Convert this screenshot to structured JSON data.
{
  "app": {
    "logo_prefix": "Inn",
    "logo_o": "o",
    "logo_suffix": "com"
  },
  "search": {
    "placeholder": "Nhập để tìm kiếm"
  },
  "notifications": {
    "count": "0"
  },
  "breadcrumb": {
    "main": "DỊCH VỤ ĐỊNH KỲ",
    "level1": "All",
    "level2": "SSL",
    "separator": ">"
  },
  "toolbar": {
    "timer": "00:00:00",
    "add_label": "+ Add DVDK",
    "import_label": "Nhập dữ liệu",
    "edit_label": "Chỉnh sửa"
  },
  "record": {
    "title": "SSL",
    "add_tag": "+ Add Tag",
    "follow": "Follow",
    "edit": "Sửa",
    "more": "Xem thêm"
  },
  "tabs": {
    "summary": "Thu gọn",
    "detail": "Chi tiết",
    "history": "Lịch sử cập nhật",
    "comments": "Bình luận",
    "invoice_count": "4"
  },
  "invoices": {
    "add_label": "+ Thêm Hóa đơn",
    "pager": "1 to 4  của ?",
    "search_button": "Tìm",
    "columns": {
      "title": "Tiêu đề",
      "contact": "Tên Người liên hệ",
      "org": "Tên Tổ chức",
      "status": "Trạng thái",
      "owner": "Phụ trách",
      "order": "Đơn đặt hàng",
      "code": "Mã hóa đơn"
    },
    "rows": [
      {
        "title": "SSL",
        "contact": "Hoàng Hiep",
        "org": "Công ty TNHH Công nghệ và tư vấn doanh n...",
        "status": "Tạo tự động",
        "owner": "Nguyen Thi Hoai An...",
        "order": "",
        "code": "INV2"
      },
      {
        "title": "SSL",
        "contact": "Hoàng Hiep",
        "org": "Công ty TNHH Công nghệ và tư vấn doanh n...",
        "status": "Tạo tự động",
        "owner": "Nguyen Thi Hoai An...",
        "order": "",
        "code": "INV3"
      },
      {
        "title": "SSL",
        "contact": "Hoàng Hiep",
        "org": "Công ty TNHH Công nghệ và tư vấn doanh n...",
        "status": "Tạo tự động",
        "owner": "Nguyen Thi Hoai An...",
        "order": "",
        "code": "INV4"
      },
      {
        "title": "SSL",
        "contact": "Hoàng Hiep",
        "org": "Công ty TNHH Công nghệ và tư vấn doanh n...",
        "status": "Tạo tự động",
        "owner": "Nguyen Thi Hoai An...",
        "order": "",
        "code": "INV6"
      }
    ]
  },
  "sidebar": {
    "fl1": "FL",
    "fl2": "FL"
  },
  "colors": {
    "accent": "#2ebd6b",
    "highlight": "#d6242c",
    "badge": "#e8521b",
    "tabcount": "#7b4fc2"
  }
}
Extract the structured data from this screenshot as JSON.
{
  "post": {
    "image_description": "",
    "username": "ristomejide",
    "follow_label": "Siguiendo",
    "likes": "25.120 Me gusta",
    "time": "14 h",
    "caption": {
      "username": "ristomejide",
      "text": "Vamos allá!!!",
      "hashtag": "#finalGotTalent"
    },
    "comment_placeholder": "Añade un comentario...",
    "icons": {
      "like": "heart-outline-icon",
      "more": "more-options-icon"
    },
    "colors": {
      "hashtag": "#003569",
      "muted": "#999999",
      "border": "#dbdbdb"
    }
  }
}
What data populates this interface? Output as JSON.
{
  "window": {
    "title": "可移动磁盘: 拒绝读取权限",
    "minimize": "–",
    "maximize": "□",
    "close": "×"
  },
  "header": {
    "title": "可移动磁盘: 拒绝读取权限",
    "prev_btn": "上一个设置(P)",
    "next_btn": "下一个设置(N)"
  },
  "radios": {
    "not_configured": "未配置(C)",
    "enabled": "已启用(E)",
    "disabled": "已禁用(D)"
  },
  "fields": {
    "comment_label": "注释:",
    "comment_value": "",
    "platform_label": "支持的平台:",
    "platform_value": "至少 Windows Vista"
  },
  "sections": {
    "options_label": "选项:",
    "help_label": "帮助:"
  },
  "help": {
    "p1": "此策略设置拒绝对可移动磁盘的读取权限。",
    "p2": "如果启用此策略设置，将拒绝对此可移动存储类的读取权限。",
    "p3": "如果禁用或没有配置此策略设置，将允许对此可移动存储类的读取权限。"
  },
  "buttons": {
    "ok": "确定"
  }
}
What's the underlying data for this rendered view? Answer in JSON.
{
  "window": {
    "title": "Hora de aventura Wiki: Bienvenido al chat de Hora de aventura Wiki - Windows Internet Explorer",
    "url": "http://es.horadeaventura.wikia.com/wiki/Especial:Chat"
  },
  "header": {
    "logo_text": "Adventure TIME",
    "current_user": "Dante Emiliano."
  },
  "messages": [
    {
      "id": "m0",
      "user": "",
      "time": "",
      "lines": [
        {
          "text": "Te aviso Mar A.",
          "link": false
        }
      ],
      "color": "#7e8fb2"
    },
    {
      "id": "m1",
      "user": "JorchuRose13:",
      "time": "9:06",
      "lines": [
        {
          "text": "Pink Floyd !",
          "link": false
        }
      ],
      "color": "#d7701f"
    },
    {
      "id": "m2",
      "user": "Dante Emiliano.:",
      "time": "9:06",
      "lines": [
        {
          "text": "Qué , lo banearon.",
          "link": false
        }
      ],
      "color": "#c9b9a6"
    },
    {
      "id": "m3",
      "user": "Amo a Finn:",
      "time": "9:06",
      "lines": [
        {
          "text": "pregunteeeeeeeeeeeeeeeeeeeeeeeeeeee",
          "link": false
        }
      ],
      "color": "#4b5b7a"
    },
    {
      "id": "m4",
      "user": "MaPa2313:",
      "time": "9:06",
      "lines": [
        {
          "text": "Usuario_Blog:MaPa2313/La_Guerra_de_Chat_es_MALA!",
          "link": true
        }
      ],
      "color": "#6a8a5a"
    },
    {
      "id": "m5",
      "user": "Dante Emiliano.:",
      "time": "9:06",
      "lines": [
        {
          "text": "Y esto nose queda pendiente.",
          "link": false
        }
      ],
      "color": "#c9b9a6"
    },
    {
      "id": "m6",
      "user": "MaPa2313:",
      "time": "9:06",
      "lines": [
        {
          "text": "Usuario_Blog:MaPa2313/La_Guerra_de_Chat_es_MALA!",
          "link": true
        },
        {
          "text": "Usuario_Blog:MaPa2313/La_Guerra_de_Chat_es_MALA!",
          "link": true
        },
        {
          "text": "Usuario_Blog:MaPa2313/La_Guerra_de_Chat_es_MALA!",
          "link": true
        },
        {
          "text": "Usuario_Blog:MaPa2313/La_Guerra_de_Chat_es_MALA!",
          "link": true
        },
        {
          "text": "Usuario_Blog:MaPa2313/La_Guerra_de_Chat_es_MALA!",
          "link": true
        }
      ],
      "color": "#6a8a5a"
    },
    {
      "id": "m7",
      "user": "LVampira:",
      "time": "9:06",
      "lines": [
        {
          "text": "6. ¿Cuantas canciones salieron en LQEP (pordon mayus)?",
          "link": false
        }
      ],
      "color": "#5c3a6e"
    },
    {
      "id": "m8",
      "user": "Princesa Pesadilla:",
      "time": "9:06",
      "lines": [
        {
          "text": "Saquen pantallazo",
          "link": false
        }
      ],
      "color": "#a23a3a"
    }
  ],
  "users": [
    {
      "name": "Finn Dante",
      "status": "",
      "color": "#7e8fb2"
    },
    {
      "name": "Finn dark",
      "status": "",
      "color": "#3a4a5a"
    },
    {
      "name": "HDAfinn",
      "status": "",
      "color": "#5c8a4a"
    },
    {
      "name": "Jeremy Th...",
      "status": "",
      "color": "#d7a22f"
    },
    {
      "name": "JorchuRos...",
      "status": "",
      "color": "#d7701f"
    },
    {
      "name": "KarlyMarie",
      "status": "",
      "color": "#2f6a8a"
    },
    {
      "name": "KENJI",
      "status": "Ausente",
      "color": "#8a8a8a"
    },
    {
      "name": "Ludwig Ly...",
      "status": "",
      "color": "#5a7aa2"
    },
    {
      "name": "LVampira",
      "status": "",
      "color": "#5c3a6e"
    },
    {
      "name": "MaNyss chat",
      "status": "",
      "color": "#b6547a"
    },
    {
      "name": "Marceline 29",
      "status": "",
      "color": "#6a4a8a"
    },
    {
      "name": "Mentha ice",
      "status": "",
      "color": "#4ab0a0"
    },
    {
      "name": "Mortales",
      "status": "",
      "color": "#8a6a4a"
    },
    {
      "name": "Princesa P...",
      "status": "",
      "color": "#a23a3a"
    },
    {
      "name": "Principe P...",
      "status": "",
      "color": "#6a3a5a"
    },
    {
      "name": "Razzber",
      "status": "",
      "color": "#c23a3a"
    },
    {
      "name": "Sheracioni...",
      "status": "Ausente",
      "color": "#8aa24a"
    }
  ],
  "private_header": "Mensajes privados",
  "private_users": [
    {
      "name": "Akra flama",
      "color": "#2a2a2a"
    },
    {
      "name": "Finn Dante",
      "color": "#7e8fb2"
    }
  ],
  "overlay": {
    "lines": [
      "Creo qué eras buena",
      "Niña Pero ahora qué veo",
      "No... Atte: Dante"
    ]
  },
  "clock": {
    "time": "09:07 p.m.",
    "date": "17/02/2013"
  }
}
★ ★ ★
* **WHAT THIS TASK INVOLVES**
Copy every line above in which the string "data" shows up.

* **WRITTEN REPLY**
Convert this screenshot to structured JSON data.
Extract the structured data from this screenshot as JSON.
What data populates this interface? Output as JSON.
What's the underlying data for this rendered view? Answer in JSON.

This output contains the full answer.